YOUR ASSIGNMENT —
Each line below that contains the word "engine" must be copied.

Excerpts from an interface dataset:
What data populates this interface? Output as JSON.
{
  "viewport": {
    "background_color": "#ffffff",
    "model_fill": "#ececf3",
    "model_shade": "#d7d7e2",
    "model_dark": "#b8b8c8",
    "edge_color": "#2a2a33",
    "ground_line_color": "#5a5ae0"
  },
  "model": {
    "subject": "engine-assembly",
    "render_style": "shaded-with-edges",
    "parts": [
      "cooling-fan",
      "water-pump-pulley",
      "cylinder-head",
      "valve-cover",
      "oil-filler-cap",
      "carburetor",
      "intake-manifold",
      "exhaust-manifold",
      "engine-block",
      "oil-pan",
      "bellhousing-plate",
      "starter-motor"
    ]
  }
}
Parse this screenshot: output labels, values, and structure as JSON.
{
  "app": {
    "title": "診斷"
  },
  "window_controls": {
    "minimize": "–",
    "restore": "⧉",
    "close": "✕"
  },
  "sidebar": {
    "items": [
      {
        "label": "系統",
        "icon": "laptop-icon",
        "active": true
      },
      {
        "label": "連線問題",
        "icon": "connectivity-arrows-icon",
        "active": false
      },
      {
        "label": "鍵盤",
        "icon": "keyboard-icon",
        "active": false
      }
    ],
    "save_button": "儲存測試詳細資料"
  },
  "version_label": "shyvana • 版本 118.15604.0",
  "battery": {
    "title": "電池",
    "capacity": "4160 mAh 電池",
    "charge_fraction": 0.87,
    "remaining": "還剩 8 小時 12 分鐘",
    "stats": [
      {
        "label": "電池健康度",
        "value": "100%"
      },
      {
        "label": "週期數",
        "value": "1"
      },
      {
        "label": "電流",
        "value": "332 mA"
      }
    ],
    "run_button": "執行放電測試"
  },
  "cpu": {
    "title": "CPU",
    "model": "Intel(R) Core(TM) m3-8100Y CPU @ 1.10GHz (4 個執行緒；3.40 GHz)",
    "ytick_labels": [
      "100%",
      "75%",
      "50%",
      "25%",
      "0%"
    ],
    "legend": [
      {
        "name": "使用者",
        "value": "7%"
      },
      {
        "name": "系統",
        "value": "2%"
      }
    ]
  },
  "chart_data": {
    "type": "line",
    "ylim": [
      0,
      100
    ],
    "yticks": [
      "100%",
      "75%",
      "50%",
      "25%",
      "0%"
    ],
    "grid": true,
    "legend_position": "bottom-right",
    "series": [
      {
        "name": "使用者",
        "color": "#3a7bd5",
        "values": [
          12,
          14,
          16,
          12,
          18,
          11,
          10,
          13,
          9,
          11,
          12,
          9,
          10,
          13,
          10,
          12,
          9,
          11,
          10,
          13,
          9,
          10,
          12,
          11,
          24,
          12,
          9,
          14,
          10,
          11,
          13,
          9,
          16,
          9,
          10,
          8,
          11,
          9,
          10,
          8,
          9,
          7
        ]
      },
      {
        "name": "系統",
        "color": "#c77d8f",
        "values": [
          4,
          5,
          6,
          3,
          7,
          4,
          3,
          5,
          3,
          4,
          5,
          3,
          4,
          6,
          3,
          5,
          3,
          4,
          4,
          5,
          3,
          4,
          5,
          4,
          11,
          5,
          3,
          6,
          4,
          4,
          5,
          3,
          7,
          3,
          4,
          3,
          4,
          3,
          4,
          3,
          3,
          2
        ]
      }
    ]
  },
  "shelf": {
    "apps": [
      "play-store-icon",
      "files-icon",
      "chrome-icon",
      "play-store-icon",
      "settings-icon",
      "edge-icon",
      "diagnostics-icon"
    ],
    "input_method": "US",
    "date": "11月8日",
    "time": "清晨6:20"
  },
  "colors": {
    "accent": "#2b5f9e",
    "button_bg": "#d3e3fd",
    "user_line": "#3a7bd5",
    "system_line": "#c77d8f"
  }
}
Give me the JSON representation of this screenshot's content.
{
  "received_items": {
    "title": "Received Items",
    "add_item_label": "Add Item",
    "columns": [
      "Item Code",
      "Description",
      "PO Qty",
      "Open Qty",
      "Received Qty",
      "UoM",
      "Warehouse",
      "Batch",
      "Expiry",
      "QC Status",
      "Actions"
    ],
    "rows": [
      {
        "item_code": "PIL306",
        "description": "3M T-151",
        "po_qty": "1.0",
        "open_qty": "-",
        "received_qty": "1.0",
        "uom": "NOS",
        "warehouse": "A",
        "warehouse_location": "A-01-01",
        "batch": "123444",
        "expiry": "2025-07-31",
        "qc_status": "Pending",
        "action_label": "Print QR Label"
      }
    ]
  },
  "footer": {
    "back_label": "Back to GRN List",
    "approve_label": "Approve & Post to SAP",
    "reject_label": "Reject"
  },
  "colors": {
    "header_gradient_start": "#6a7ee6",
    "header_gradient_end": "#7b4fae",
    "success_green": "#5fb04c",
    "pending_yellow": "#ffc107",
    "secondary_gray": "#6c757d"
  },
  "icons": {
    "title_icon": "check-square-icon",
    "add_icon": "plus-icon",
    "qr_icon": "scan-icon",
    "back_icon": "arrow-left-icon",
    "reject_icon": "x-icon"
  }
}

SOLUTION FOR THIS EXERCISE —
    "subject": "engine-assembly",
      "engine-block",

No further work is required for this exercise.